The reason is a politically complex one, to which I shall come a little later. But the fact remains that the idea of heliocentricity of the solar system had been mooted 1,400 years before Copernicus by an Indian scientist. That was around 600 AD.


Yet, it is claimed that astronomy as a discipline began around 1500 AD, starting with Copernicus suggesting heliocentricity 900 years after the Surya Siddhant, or The Solar Principle was written in India.


The Surya Siddhanta describes the rules to calculate the motions of various planets and the moon relative to various constellations, diameters of various planets, and calculates the orbits of various astronomical bodies


In the Satapatha Brahman, an ancient Indian treatise dating back to 9th to 7th BCE, the author, Yajnavalka suggested that the sun moves in its own axis.

“The sun moves in its own axis in space taking along with itself the mortal bodies like earth through force of attraction."


During the 1st millennium BCE, the Vaisheshika school of atomism was founded. The most important proponent of this school was Kanada, an Indian philosopher.[ The school proposed that atoms are indivisible and eternal, can neither be created nor destroyed.


So, is there much that we have ignored in the readings of Surya Siddhant, or the treatises of Brahmagupta, Aryabhatta, Sushrut and other ancient Indian scientists? After all, why is there a statue of Sushruta at The Royal Australia College of Surgeons?


Bigotry Vs Science

There is this recent screeching Facebook Reel of some crank ‘swami’ saying that cow urine is the panacea for all worldly evils and that if millions of litres of cow urine is sprinkled from helicopters, India shall again reclaim its position of Vishwaguru.


A few years ago, a man in the Howrah district if the eastern Indian state of West Bengal started selling gaumutra at Rs 150 a litre and got it declared by some ‘Baba’ that this was a great health booster and medicine, etc. This had led to his arrest and a severe mass ridicule for his party, the BJP.

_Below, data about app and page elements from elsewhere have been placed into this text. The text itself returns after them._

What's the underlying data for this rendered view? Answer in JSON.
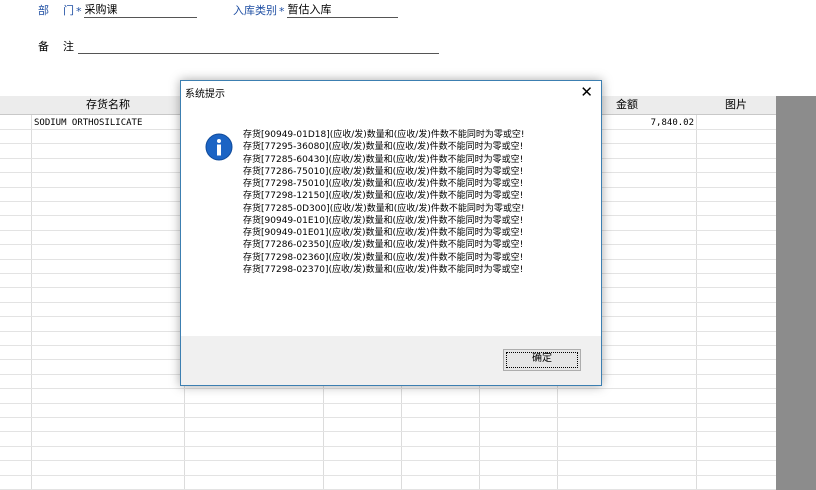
{
  "form": {
    "dept_label": "部    门",
    "dept_req": "*",
    "dept_value": "采购课",
    "type_label": "入库类别",
    "type_req": "*",
    "type_value": "暂估入库",
    "note_label": "备    注",
    "note_value": ""
  },
  "grid": {
    "headers": [
      "存货名称",
      "金额",
      "图片"
    ],
    "rows": [
      {
        "name": "SODIUM ORTHOSILICATE",
        "amount": "7,840.02"
      }
    ]
  },
  "dialog": {
    "title": "系统提示",
    "close_glyph": "✕",
    "messages": [
      "存货[90949-01D18](应收/发)数量和(应收/发)件数不能同时为零或空!",
      "存货[77295-36080](应收/发)数量和(应收/发)件数不能同时为零或空!",
      "存货[77285-60430](应收/发)数量和(应收/发)件数不能同时为零或空!",
      "存货[77286-75010](应收/发)数量和(应收/发)件数不能同时为零或空!",
      "存货[77298-75010](应收/发)数量和(应收/发)件数不能同时为零或空!",
      "存货[77298-12150](应收/发)数量和(应收/发)件数不能同时为零或空!",
      "存货[77285-0D300](应收/发)数量和(应收/发)件数不能同时为零或空!",
      "存货[90949-01E10](应收/发)数量和(应收/发)件数不能同时为零或空!",
      "存货[90949-01E01](应收/发)数量和(应收/发)件数不能同时为零或空!",
      "存货[77286-02350](应收/发)数量和(应收/发)件数不能同时为零或空!",
      "存货[77298-02360](应收/发)数量和(应收/发)件数不能同时为零或空!",
      "存货[77298-02370](应收/发)数量和(应收/发)件数不能同时为零或空!"
    ],
    "ok_label": "确定",
    "icon": "info-icon"
  },
  "colors": {
    "label_blue": "#1f4fa3",
    "dialog_border": "#3c7fb1",
    "info_blue": "#1c64c4"
  }
}
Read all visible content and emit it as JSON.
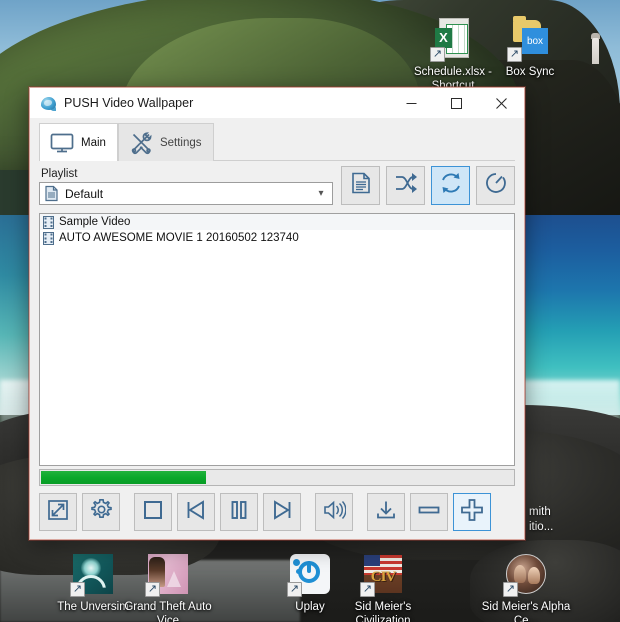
{
  "desktop": {
    "icons": [
      {
        "name": "Schedule.xlsx - Shortcut",
        "icon": "excel-file-icon",
        "shortcut": true
      },
      {
        "name": "Box Sync",
        "icon": "box-sync-folder-icon",
        "shortcut": true
      },
      {
        "name": "The Unversim",
        "icon": "universim-game-icon",
        "shortcut": true
      },
      {
        "name": "Grand Theft Auto Vice",
        "icon": "gta-vice-game-icon",
        "shortcut": true
      },
      {
        "name": "Uplay",
        "icon": "uplay-icon",
        "shortcut": true
      },
      {
        "name": "Sid Meier's Civilization",
        "icon": "civilization-game-icon",
        "shortcut": true
      },
      {
        "name": "Sid Meier's Alpha Ce...",
        "icon": "alpha-centauri-game-icon",
        "shortcut": true
      },
      {
        "name": "...mith\n...itio...",
        "icon": "obscured-icon",
        "shortcut": true
      }
    ],
    "occluded_label_line1": "mith",
    "occluded_label_line2": "itio..."
  },
  "window": {
    "title": "PUSH Video Wallpaper",
    "app_icon": "push-video-wallpaper-globe-icon",
    "controls": {
      "minimize": "minimize-button",
      "maximize": "maximize-button",
      "close": "close-button"
    },
    "border_color": "#d9a8a0"
  },
  "tabs": [
    {
      "label": "Main",
      "icon": "monitor-icon",
      "active": true
    },
    {
      "label": "Settings",
      "icon": "wrench-screwdriver-icon",
      "active": false
    }
  ],
  "playlist": {
    "label": "Playlist",
    "selected": "Default",
    "icon": "playlist-file-icon",
    "options": [
      "Default"
    ],
    "dropdown_arrow": "chevron-down-icon"
  },
  "toolbar": [
    {
      "name": "playlist-manager-button",
      "icon": "document-lines-icon",
      "active": false
    },
    {
      "name": "shuffle-button",
      "icon": "shuffle-icon",
      "active": false
    },
    {
      "name": "repeat-button",
      "icon": "repeat-loop-icon",
      "active": true
    },
    {
      "name": "timer-button",
      "icon": "timer-clock-icon",
      "active": false
    }
  ],
  "list": {
    "items": [
      {
        "title": "Sample Video",
        "icon": "film-strip-icon"
      },
      {
        "title": "AUTO AWESOME MOVIE 1 20160502 123740",
        "icon": "film-strip-icon"
      }
    ]
  },
  "progress": {
    "percent": 35,
    "color": "#0aa82a"
  },
  "controls": [
    {
      "name": "fullscreen-button",
      "icon": "expand-arrows-icon",
      "active": false
    },
    {
      "name": "settings-button",
      "icon": "gear-icon",
      "active": false
    },
    {
      "name": "stop-button",
      "icon": "stop-square-icon",
      "active": false
    },
    {
      "name": "previous-button",
      "icon": "skip-backward-icon",
      "active": false
    },
    {
      "name": "pause-button",
      "icon": "pause-icon",
      "active": false
    },
    {
      "name": "next-button",
      "icon": "skip-forward-icon",
      "active": false
    },
    {
      "name": "volume-button",
      "icon": "speaker-volume-icon",
      "active": false
    },
    {
      "name": "download-button",
      "icon": "download-arrow-icon",
      "active": false
    },
    {
      "name": "remove-button",
      "icon": "minus-icon",
      "active": false
    },
    {
      "name": "add-button",
      "icon": "plus-icon",
      "active": true
    }
  ],
  "accent_color": "#3d93d6",
  "icon_stroke_color": "#3f6a92"
}
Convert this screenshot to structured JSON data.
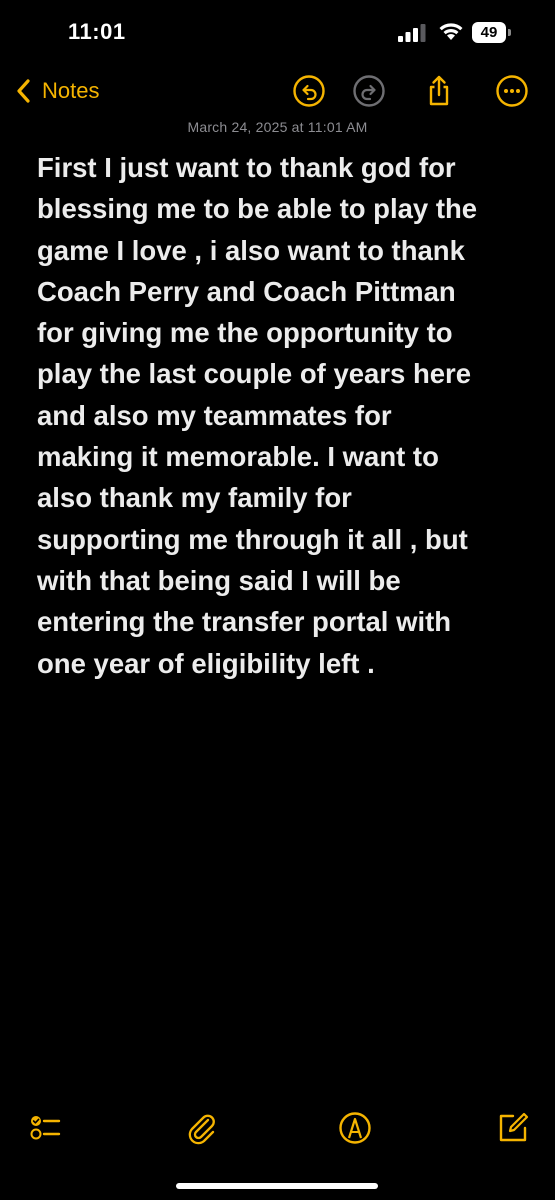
{
  "status_bar": {
    "time": "11:01",
    "battery_level": "49",
    "signal_bars": 3,
    "wifi_icon": "wifi-icon"
  },
  "nav": {
    "back_label": "Notes",
    "icons": [
      "undo-icon",
      "redo-icon",
      "share-icon",
      "more-icon"
    ]
  },
  "note": {
    "date": "March 24, 2025 at 11:01 AM",
    "lines": [
      "First I just want to thank god for",
      "blessing me to be able to play the",
      "game I love , i also want to thank",
      "Coach Perry and Coach Pittman",
      "for giving me the opportunity to",
      "play the last couple of years here",
      "and also my teammates for",
      "making it memorable. I want to",
      "also thank my family for",
      "supporting me through it all , but",
      "with that being said I will be",
      "entering the transfer portal with",
      "one year of eligibility left ."
    ]
  },
  "toolbar": {
    "icons": [
      "checklist-icon",
      "paperclip-icon",
      "markup-pen-icon",
      "compose-icon"
    ]
  },
  "colors": {
    "background": "#000000",
    "accent": "#f5b400",
    "text": "#ececec",
    "date_text": "#8d8d92",
    "disabled_icon": "#6e6e72"
  }
}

On September 1, justice Shekhar Kumar Yadav of the Allahabad High Court observed that "scientists believe that the cow is the only animal that exhales oxygen". He also called upon the Indian Parliament to declare the cow as the national animal and make cow protection a "Fundamental Right of Hindus".


Needless to say, he did not, indeed could not, cite any peer reviewed research paper to substantiate his statement of the belief systems of some unnamed scientists.


Left, Right and Centre

Over the past 10 years, this widespread rightwing bigotry has done massive damage to the glorious cause of ancient Indian sciences, such as that of panchagavya, of which cow urine is a component. And this has led to a barrage of spoofs and memes by Left liberals, directed at demolishing every ancient Indian scientific achievement as ‘jingoism’.


So, is there a science behind gaumutra and is panchagavya truly an agricultural science? Or is it a just a blind faith or superstition sans any semblance if science, as the bigots from the Left insist? Did India discover Zero, as is widely held?


The Interesting thing is that today, modern western science is validating much of these discoveries and yet, we are not able to do so. This is because we are caught in the middle of this Left and Right battle for ideological supremacy.


That is why we need a balanced, strictly Centrist approach to reclaim ancient Indian sciences and take our own findings forward, for there is much on quarks and cosmogony that we already have in India, but we do not have the labs to prove those theorems.


From Surya Siddhant to Gayatri Mantra, most of our ancient scientific achievements have been put under wraps. Mainly because the West has promoted itself as the centre of civilisation, and because of a lack of policy for reviving Indian sciences, we have failed to counter that.


India has already much to give to the world, but we are losing out in creating intellectual property and the west is beating us in this relay race. For India, it is a relay race, but our runners are not catching the baton from the past and taking things forward.


Ultimately it is a question of India’s intellectual properties and national wealth, and for creating that, we do need a policy framework. So let us see what we have and what we need.


(Coming up: Gaumutra, Panchagavya and Science)